There is no such thing as stability anymore
Well, some see it that way some times at least, no one more so than younger people. Millennials have grown up in a world of boom and bust. With economic bubbles popping in the 80s, 90s, and 00s, due to financial crashes, stock crashes, and the subprime housing fiasco. Boomers might have experienced the phenomena of one job for life, but that concept is alien to younger generations. They are used to, and even expect to leap from job to job, and the world is not so stable. That outlook is more comfortable dealing with the volatility nature of bitcoin. If economic forces have appeared to have failed so many people, why not try something new such as a decentralised monetary system?
Younger people are okay with higher levels of risk
Younger people have a higher tolerance to risk than older generations. This goes beyond ways of thinking, environment, and technology – young people are genetically prone to take more risks. Bitcoin’s behaviour over the past couple of years has been one of peaks and troughs. It has made those lucky enough to get in early become millionaires – who wouldn’t be attracted by that? Yet, bitcoin is also viewed by some as too risky to get involved with. However if you combine a comfort with technology, a loss of faith in the current system, with a dash of risk, you have the recipe for a captive audience. This attitude fits with the make money quickly mentally that spills over into areas such as bitcoin casino, lotteries, freelancing, building an app to take over the world. This mind set of getting it done yesterday requires a certain level of risk-taking.

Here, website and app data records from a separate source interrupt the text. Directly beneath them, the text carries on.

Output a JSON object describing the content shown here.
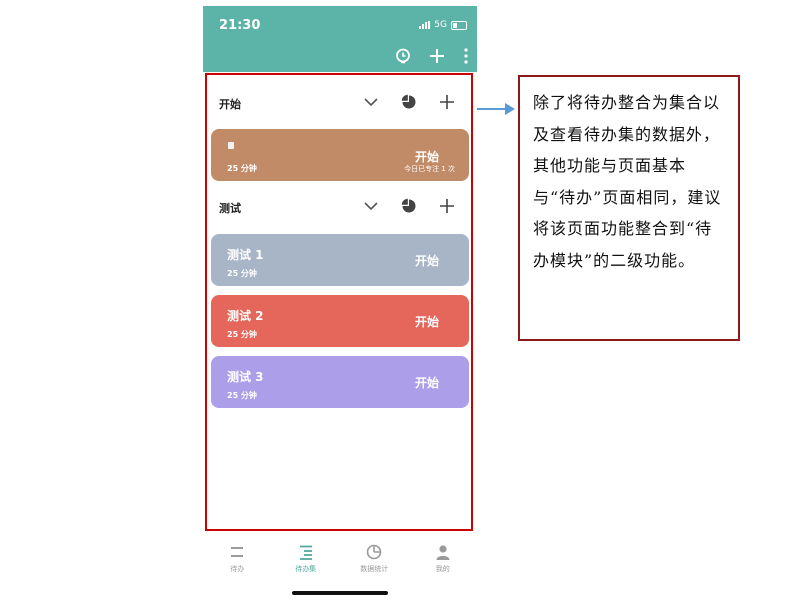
{
  "status": {
    "time": "21:30",
    "network": "5G"
  },
  "header": {
    "icons": [
      "clock-icon",
      "plus-icon",
      "more-vertical-icon"
    ]
  },
  "groups": [
    {
      "title": "开始",
      "tasks": [
        {
          "name": "",
          "duration": "25 分钟",
          "start_label": "开始",
          "extra": "今日已专注 1 次",
          "color": "#c28b67"
        }
      ]
    },
    {
      "title": "测试",
      "tasks": [
        {
          "name": "测试 1",
          "duration": "25 分钟",
          "start_label": "开始",
          "color": "#a7b5c6"
        },
        {
          "name": "测试 2",
          "duration": "25 分钟",
          "start_label": "开始",
          "color": "#e5665a"
        },
        {
          "name": "测试 3",
          "duration": "25 分钟",
          "start_label": "开始",
          "color": "#ac9ee8"
        }
      ]
    }
  ],
  "bottom_nav": [
    {
      "label": "待办",
      "icon": "list-icon",
      "active": false
    },
    {
      "label": "待办集",
      "icon": "todo-set-icon",
      "active": true
    },
    {
      "label": "数据统计",
      "icon": "pie-chart-icon",
      "active": false
    },
    {
      "label": "我的",
      "icon": "person-icon",
      "active": false
    }
  ],
  "annotation": {
    "text": "除了将待办整合为集合以及查看待办集的数据外，其他功能与页面基本与“待办”页面相同，建议将该页面功能整合到“待办模块”的二级功能。"
  },
  "colors": {
    "header": "#5cb3a8",
    "accent": "#4ca99c",
    "highlight_frame": "#cc0000",
    "annotation_border": "#8b1a1a",
    "arrow": "#5b9bd5"
  }
}
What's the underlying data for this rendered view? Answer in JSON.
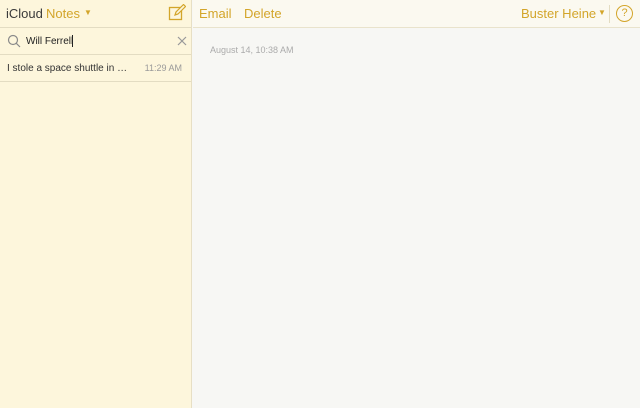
{
  "header": {
    "app_name": "iCloud",
    "section": "Notes"
  },
  "search": {
    "value": "Will Ferrell"
  },
  "notes": [
    {
      "title": "I stole a space shuttle in …",
      "time": "11:29 AM"
    }
  ],
  "toolbar": {
    "email_label": "Email",
    "delete_label": "Delete",
    "user_name": "Buster Heine",
    "help_label": "?"
  },
  "note": {
    "date": "August 14, 10:38 AM"
  },
  "colors": {
    "accent": "#d3a52a",
    "sidebar_bg": "#fdf6dc",
    "paper_bg": "#f7f7f4"
  }
}
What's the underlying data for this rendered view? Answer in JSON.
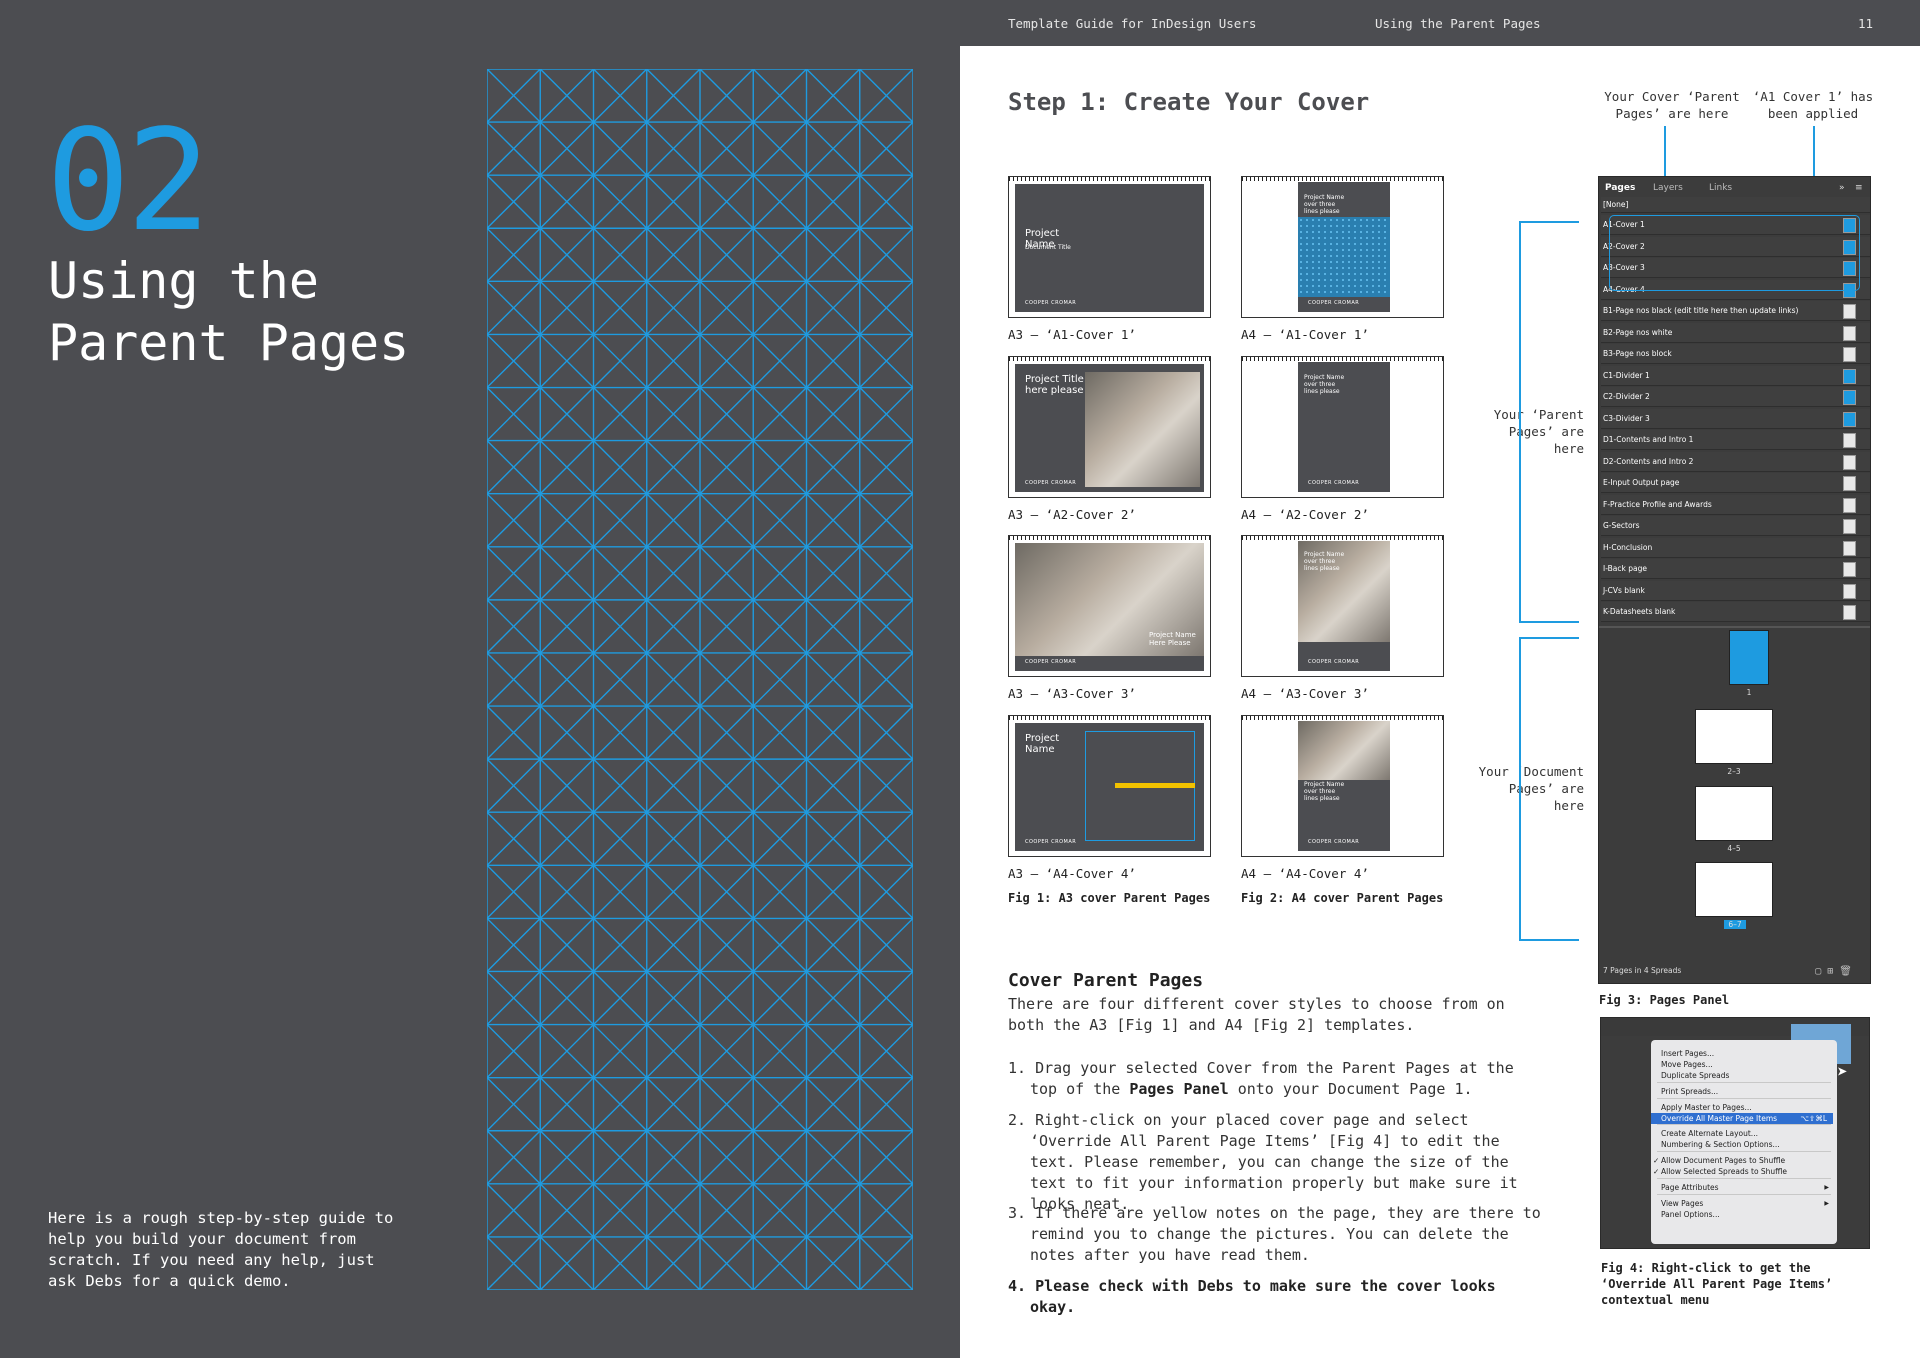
{
  "left_page": {
    "chapter_number": "02",
    "chapter_title": "Using the Parent Pages",
    "intro": "Here is a rough step-by-step guide to help you build your document from scratch. If you need any help, just ask Debs for a quick demo."
  },
  "header": {
    "guide": "Template Guide for InDesign Users",
    "section": "Using the Parent Pages",
    "page_number": "11"
  },
  "step_title": "Step 1: Create Your Cover",
  "covers": [
    {
      "caption": "A3 – ‘A1-Cover 1’",
      "name": "Project Name",
      "sub": "Document Title"
    },
    {
      "caption": "A4 – ‘A1-Cover 1’",
      "name": "Project Name over three lines please"
    },
    {
      "caption": "A3 – ‘A2-Cover 2’",
      "name": "Project Title here please"
    },
    {
      "caption": "A4 – ‘A2-Cover 2’",
      "name": "Project Name over three lines please"
    },
    {
      "caption": "A3 – ‘A3-Cover 3’",
      "name": "Project Name Here Please"
    },
    {
      "caption": "A4 – ‘A3-Cover 3’",
      "name": "Project Name over three lines please"
    },
    {
      "caption": "A3 – ‘A4-Cover 4’",
      "name": "Project Name"
    },
    {
      "caption": "A4 – ‘A4-Cover 4’",
      "name": "Project Name over three lines please"
    }
  ],
  "brand": "COOPER CROMAR",
  "fig1": "Fig 1: A3 cover Parent Pages",
  "fig2": "Fig 2: A4 cover Parent Pages",
  "notes": {
    "cover_parent": "Your Cover ‘Parent Pages’ are here",
    "applied": "‘A1 Cover 1’ has been applied",
    "parent_pages": "Your ‘Parent Pages’ are here",
    "document_pages": "Your ‘Document Pages’ are here"
  },
  "cover_parent_pages": {
    "heading": "Cover Parent Pages",
    "body": "There are four different cover styles to choose from on both the A3 [Fig 1] and A4 [Fig 2] templates.",
    "steps": [
      {
        "pre": "1. Drag your selected Cover from the Parent Pages at the top of the ",
        "bold": "Pages Panel",
        "post": " onto your Document Page 1."
      },
      {
        "pre": "2. Right-click on your placed cover page and select ‘Override All Parent Page Items’ [Fig 4] to edit the text. Please remember, you can change the size of the text to fit your information properly but make sure it looks neat.",
        "bold": "",
        "post": ""
      },
      {
        "pre": "3. If there are yellow notes on the page, they are there to remind you to change the pictures. You can delete the notes after you have read them.",
        "bold": "",
        "post": ""
      },
      {
        "pre": "",
        "bold": "4. Please check with Debs to make sure the cover looks okay.",
        "post": ""
      }
    ]
  },
  "pages_panel": {
    "tabs": [
      "Pages",
      "Layers",
      "Links"
    ],
    "none_label": "[None]",
    "parents": [
      "A1-Cover 1",
      "A2-Cover 2",
      "A3-Cover 3",
      "A4-Cover 4",
      "B1-Page nos black (edit title here then update links)",
      "B2-Page nos white",
      "B3-Page nos block",
      "C1-Divider 1",
      "C2-Divider 2",
      "C3-Divider 3",
      "D1-Contents and Intro 1",
      "D2-Contents and Intro 2",
      "E-Input Output page",
      "F-Practice Profile and Awards",
      "G-Sectors",
      "H-Conclusion",
      "I-Back page",
      "J-CVs blank",
      "K-Datasheets blank"
    ],
    "spreads": [
      "1",
      "2–3",
      "4–5",
      "6–7"
    ],
    "footer": "7 Pages in 4 Spreads"
  },
  "fig3": "Fig 3: Pages Panel",
  "context_menu": [
    "Insert Pages...",
    "Move Pages...",
    "Duplicate Spreads",
    "Print Spreads...",
    "Apply Master to Pages...",
    "Override All Master Page Items",
    "Create Alternate Layout...",
    "Numbering & Section Options...",
    "Allow Document Pages to Shuffle",
    "Allow Selected Spreads to Shuffle",
    "Page Attributes",
    "View Pages",
    "Panel Options..."
  ],
  "shortcut": "⌥⇧⌘L",
  "fig4": "Fig 4: Right-click to get the ‘Override All Parent Page Items’ contextual menu",
  "colors": {
    "accent": "#1e9be0",
    "dark": "#4c4d51",
    "highlight": "#f2c200"
  }
}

After that, we are not saying that young people don’t buy stocks and bonds. Or that older people run for the hills at the word blockchain. It’s just that millennials and younger people are perfectly positioned to invest and use bitcoin. Savvy investors know the value of diversifying, and young people connect with bitcoin, and what the blockchain revolution has to offer. They are just as happy setting aside a portion of their money to buy a few bits. And why not? Bitcoin might be worth a million dollars one day. Then again, it might bottom out. But so could any other stock or bond out there. But, if investors aren’t in the game they will certainly miss any booms.